Just as a twit ex-running back like Frank Gifford (still) can't really appreciate the game beyond an imaginative one-dimensional extension of his own experience, Cosell's enumeration of sports playing and sports programming begins and ends with his ability to imagine the roles of those around him as played by Howard Cosell.
Doubtless much of the blame falls on how the book was written. Though Cosell and Peter Bonaventure share co-author credits, the book unmistakably reads as the grammared-up transcripts of Cosell's talking into a microphone. The repetitions give it away immediately as the written circumlocution of a man working back again to the same points from auditory and not printed memory.
In a way, this somewhat forgives his penchant for preening detail. Vain though he certainly was, you get the sense that those details about pricey steaks and decorous dining tables speak less to his desire to make himself look important than to their being mental cues for where things happened, when they happened and what happened next. All of us can pinpoint a specific Christmas with the family because of a burnt roast or a baby barfing on our shirts faster than we can do so by the year or the topic of conversation. Cosell merely has the luxury of being able to differentiate moments by, well, their specific trappings of luxury.
Regardless, even a forgiving reading can't rescue the book as a whole. Cosell might trigger memories because of an exceptional prime rib in an exceptional restaurant, but minor shortcomings like that aren't enough to drown salient points. Only Cosell's egotism possesses the relentless drive necessary to overcome insight with vanity.

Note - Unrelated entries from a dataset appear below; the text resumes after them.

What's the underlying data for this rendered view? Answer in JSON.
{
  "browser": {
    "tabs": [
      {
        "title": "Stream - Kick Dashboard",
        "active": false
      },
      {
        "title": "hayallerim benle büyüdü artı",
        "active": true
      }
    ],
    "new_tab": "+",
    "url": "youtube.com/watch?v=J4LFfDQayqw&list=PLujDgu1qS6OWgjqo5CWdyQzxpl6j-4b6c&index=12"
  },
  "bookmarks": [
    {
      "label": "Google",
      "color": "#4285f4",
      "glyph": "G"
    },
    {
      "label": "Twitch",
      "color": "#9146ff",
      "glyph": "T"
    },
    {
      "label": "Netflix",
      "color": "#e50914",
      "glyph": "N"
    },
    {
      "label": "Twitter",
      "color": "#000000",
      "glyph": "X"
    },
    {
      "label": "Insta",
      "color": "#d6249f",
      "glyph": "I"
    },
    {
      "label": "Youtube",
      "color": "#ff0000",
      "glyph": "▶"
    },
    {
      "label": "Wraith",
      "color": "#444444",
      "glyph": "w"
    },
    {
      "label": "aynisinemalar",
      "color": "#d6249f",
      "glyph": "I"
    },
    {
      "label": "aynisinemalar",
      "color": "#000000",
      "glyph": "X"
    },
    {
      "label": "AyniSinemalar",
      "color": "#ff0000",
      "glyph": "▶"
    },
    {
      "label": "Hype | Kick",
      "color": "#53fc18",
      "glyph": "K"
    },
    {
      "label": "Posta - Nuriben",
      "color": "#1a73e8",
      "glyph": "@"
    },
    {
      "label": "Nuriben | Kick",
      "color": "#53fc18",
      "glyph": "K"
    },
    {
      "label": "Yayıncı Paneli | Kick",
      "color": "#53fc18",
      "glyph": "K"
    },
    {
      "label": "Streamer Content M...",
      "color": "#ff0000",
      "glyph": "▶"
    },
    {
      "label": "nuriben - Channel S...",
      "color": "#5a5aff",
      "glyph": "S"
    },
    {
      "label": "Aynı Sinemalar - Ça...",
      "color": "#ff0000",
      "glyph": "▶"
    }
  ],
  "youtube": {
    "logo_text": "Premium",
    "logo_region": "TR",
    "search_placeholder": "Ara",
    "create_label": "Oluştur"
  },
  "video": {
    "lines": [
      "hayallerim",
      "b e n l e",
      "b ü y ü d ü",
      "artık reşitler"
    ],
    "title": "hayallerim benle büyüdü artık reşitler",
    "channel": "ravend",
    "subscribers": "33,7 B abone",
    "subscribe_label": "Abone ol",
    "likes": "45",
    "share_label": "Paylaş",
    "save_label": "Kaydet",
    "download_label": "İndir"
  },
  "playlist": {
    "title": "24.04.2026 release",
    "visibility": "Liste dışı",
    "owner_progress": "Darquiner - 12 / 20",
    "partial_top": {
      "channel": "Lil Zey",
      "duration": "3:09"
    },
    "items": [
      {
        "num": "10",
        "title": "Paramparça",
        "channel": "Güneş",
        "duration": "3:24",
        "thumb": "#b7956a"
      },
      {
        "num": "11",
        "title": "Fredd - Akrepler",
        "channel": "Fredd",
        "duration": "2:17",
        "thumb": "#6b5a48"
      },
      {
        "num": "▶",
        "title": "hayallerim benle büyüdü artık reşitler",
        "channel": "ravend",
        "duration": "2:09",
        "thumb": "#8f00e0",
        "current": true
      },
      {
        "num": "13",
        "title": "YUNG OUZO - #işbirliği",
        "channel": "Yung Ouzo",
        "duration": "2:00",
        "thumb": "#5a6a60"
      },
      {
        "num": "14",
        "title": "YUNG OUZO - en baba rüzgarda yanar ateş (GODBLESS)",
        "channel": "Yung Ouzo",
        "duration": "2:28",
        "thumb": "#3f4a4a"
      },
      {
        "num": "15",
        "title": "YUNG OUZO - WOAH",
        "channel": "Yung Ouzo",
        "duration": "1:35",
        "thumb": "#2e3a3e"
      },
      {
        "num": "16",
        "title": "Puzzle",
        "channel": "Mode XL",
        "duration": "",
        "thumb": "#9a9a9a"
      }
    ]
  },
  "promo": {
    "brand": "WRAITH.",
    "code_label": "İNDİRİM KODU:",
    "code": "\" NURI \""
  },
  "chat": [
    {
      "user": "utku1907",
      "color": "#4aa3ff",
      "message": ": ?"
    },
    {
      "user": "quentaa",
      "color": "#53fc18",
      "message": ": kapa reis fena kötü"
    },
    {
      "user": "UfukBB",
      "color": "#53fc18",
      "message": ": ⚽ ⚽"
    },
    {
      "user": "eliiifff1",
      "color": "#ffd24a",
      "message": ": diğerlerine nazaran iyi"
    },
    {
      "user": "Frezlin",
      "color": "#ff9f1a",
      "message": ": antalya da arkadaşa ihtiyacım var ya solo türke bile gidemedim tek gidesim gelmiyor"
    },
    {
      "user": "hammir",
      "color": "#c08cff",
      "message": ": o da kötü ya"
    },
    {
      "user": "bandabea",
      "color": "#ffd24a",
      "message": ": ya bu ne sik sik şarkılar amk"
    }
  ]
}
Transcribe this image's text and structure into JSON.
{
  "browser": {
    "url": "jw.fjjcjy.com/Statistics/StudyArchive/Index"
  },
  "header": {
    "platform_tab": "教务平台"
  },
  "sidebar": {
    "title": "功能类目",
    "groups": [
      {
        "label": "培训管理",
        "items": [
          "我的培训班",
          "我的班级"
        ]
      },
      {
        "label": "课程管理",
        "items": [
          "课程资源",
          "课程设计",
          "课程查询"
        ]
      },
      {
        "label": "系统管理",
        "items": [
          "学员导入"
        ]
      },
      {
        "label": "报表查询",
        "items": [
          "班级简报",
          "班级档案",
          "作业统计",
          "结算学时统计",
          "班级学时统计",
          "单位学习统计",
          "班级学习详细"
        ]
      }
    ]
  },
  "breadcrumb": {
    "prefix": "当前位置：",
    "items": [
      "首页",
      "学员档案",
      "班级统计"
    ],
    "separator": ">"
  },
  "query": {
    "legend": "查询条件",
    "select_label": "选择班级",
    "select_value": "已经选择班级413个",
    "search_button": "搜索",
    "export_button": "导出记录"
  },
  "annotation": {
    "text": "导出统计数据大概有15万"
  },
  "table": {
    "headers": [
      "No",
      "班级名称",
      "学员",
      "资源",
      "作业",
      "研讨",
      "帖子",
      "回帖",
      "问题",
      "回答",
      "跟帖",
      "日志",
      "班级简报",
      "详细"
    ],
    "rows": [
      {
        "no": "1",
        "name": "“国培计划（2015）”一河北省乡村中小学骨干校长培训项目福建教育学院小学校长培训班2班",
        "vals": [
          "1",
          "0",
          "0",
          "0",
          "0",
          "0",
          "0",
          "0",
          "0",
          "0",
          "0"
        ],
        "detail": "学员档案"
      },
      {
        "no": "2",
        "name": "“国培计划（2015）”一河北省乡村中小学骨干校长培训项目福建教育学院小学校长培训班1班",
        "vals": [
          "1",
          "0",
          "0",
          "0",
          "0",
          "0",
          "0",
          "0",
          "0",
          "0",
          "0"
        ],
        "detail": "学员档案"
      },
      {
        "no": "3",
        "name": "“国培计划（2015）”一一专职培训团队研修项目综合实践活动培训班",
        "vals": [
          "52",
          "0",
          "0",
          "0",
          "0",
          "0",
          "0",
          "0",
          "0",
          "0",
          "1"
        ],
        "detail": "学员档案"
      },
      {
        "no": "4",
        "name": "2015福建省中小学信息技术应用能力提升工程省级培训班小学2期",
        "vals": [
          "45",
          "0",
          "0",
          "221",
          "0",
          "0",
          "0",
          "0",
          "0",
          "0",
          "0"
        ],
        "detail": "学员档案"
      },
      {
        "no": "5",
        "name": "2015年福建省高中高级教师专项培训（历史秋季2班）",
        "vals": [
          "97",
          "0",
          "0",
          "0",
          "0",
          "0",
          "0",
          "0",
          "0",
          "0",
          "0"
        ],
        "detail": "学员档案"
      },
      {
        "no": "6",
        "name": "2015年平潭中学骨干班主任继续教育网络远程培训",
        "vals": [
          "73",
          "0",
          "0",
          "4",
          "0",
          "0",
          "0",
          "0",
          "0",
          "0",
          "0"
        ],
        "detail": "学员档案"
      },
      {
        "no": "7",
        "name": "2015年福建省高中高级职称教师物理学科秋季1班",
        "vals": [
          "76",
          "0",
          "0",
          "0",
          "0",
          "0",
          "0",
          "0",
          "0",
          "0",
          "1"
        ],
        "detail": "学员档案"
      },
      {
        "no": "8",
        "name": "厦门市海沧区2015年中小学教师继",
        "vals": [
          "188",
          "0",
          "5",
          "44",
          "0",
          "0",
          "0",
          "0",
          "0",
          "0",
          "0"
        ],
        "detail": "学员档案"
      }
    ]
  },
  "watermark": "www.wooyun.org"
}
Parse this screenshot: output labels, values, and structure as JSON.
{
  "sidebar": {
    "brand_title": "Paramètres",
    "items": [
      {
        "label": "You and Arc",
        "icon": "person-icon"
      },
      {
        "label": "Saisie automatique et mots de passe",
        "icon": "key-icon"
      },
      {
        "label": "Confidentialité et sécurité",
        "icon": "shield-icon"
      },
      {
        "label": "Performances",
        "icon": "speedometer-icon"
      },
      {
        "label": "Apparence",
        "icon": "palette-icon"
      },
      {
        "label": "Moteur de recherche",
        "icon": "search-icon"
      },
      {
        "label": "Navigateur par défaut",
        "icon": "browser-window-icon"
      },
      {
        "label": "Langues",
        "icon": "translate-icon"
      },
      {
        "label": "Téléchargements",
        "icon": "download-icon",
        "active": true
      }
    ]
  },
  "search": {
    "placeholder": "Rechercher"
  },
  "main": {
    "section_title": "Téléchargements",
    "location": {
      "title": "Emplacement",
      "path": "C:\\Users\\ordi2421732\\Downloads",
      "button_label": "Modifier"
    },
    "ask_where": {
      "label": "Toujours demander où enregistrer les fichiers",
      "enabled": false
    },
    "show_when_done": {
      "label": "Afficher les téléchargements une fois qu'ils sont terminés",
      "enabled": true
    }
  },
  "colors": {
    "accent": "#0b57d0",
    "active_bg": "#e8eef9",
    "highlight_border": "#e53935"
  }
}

Though his condemnation of the now-confirmed "jockocracy" still warrants applause, and though he details the shameful illegality and greed of the NFL and its owners, those laudably intelligent observations contribute far less to the book than his own narcissism.
Twenty-five years ago, I Never Played the Game offered a proud and prickly indictment of the self-glorifying jock culture and the increasingly self-styling and manufactured glamor of American sports. At the time, it probably merited something like a free pass, given that it came from someone outside the games themselves. Today, however, to distinguish it in any meaningful way from any announcer or player's self-touting autobiographies would involve fruitless hair-splitting.
By artificially claiming to stand outside a game and a media empire he then thoroughly inserted himself in, Cosell cynically laid a reverse blueprint for every player bio that begins deep inside the game and then artificially attempts to step away from it and comment without self-aggrandizement. Both templates are specious; both are "written" by someone else; both are untruthful; both are unpleasant to read.
Entertaining for a period in NFL history that reflects on today's mercenary management practices but otherwise tedious and unrewarding. Cosell's opinions on boxing have far more weight, but most readers will be challenged to get to those chapters. Recommended for historians of broadcasting or boxing. Recommendation to avoid for anyone but the most die-hard of that group.